**DESCRIPTION OF THE TASK**
Read the data and repeat all of it exactly.

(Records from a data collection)
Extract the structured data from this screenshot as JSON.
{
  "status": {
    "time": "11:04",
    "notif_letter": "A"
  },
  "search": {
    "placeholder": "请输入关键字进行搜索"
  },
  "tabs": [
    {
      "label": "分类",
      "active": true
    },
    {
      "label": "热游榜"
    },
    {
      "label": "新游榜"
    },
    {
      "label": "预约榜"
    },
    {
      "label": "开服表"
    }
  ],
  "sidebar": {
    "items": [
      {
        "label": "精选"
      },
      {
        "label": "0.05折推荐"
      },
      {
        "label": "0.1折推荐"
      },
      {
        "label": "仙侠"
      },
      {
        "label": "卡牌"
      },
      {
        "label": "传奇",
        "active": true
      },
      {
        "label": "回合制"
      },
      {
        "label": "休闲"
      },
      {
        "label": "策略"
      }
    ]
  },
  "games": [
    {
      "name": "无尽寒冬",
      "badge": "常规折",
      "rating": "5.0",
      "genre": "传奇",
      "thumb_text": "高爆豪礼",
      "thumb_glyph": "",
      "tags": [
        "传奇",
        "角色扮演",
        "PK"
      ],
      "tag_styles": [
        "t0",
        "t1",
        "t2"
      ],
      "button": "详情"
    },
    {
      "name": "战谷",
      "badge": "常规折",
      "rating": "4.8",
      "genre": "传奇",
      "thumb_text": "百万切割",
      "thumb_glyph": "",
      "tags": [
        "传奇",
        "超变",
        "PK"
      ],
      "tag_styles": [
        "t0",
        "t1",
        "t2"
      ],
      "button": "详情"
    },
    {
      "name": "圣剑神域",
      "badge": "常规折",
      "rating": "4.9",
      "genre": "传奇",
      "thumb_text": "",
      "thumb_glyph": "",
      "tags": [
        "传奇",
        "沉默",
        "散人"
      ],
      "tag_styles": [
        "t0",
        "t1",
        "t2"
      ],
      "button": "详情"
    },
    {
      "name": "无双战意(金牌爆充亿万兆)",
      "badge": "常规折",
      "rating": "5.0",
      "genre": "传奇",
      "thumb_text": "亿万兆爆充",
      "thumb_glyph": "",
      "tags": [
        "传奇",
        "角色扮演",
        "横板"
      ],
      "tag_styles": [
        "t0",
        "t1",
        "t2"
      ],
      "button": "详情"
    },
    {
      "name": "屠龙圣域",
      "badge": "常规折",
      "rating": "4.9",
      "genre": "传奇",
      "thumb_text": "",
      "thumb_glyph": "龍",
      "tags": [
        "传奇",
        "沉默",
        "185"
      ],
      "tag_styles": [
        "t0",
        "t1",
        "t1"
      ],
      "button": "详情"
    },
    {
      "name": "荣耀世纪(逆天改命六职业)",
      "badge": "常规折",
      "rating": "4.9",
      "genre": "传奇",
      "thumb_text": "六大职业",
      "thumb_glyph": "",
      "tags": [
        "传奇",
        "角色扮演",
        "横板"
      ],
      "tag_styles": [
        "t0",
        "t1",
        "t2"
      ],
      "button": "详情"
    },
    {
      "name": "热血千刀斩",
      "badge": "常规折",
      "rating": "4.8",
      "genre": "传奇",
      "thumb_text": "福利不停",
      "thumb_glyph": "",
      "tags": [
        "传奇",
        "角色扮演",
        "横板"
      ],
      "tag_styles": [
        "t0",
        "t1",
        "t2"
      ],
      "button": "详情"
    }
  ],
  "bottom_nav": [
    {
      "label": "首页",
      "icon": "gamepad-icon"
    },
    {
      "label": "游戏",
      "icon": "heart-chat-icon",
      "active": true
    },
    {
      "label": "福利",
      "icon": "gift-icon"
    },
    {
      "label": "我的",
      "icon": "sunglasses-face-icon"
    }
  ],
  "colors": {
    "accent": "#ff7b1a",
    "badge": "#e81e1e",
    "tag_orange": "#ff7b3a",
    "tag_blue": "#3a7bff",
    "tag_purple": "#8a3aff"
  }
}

**WRITTEN SOLUTION**
Extract the structured data from this screenshot as JSON.
{
  "status": {
    "time": "11:04",
    "notif_letter": "A"
  },
  "search": {
    "placeholder": "请输入关键字进行搜索"
  },
  "tabs": [
    {
      "label": "分类",
      "active": true
    },
    {
      "label": "热游榜"
    },
    {
      "label": "新游榜"
    },
    {
      "label": "预约榜"
    },
    {
      "label": "开服表"
    }
  ],
  "sidebar": {
    "items": [
      {
        "label": "精选"
      },
      {
        "label": "0.05折推荐"
      },
      {
        "label": "0.1折推荐"
      },
      {
        "label": "仙侠"
      },
      {
        "label": "卡牌"
      },
      {
        "label": "传奇",
        "active": true
      },
      {
        "label": "回合制"
      },
      {
        "label": "休闲"
      },
      {
        "label": "策略"
      }
    ]
  },
  "games": [
    {
      "name": "无尽寒冬",
      "badge": "常规折",
      "rating": "5.0",
      "genre": "传奇",
      "thumb_text": "高爆豪礼",
      "thumb_glyph": "",
      "tags": [
        "传奇",
        "角色扮演",
        "PK"
      ],
      "tag_styles": [
        "t0",
        "t1",
        "t2"
      ],
      "button": "详情"
    },
    {
      "name": "战谷",
      "badge": "常规折",
      "rating": "4.8",
      "genre": "传奇",
      "thumb_text": "百万切割",
      "thumb_glyph": "",
      "tags": [
        "传奇",
        "超变",
        "PK"
      ],
      "tag_styles": [
        "t0",
        "t1",
        "t2"
      ],
      "button": "详情"
    },
    {
      "name": "圣剑神域",
      "badge": "常规折",
      "rating": "4.9",
      "genre": "传奇",
      "thumb_text": "",
      "thumb_glyph": "",
      "tags": [
        "传奇",
        "沉默",
        "散人"
      ],
      "tag_styles": [
        "t0",
        "t1",
        "t2"
      ],
      "button": "详情"
    },
    {
      "name": "无双战意(金牌爆充亿万兆)",
      "badge": "常规折",
      "rating": "5.0",
      "genre": "传奇",
      "thumb_text": "亿万兆爆充",
      "thumb_glyph": "",
      "tags": [
        "传奇",
        "角色扮演",
        "横板"
      ],
      "tag_styles": [
        "t0",
        "t1",
        "t2"
      ],
      "button": "详情"
    },
    {
      "name": "屠龙圣域",
      "badge": "常规折",
      "rating": "4.9",
      "genre": "传奇",
      "thumb_text": "",
      "thumb_glyph": "龍",
      "tags": [
        "传奇",
        "沉默",
        "185"
      ],
      "tag_styles": [
        "t0",
        "t1",
        "t1"
      ],
      "button": "详情"
    },
    {
      "name": "荣耀世纪(逆天改命六职业)",
      "badge": "常规折",
      "rating": "4.9",
      "genre": "传奇",
      "thumb_text": "六大职业",
      "thumb_glyph": "",
      "tags": [
        "传奇",
        "角色扮演",
        "横板"
      ],
      "tag_styles": [
        "t0",
        "t1",
        "t2"
      ],
      "button": "详情"
    },
    {
      "name": "热血千刀斩",
      "badge": "常规折",
      "rating": "4.8",
      "genre": "传奇",
      "thumb_text": "福利不停",
      "thumb_glyph": "",
      "tags": [
        "传奇",
        "角色扮演",
        "横板"
      ],
      "tag_styles": [
        "t0",
        "t1",
        "t2"
      ],
      "button": "详情"
    }
  ],
  "bottom_nav": [
    {
      "label": "首页",
      "icon": "gamepad-icon"
    },
    {
      "label": "游戏",
      "icon": "heart-chat-icon",
      "active": true
    },
    {
      "label": "福利",
      "icon": "gift-icon"
    },
    {
      "label": "我的",
      "icon": "sunglasses-face-icon"
    }
  ],
  "colors": {
    "accent": "#ff7b1a",
    "badge": "#e81e1e",
    "tag_orange": "#ff7b3a",
    "tag_blue": "#3a7bff",
    "tag_purple": "#8a3aff"
  }
}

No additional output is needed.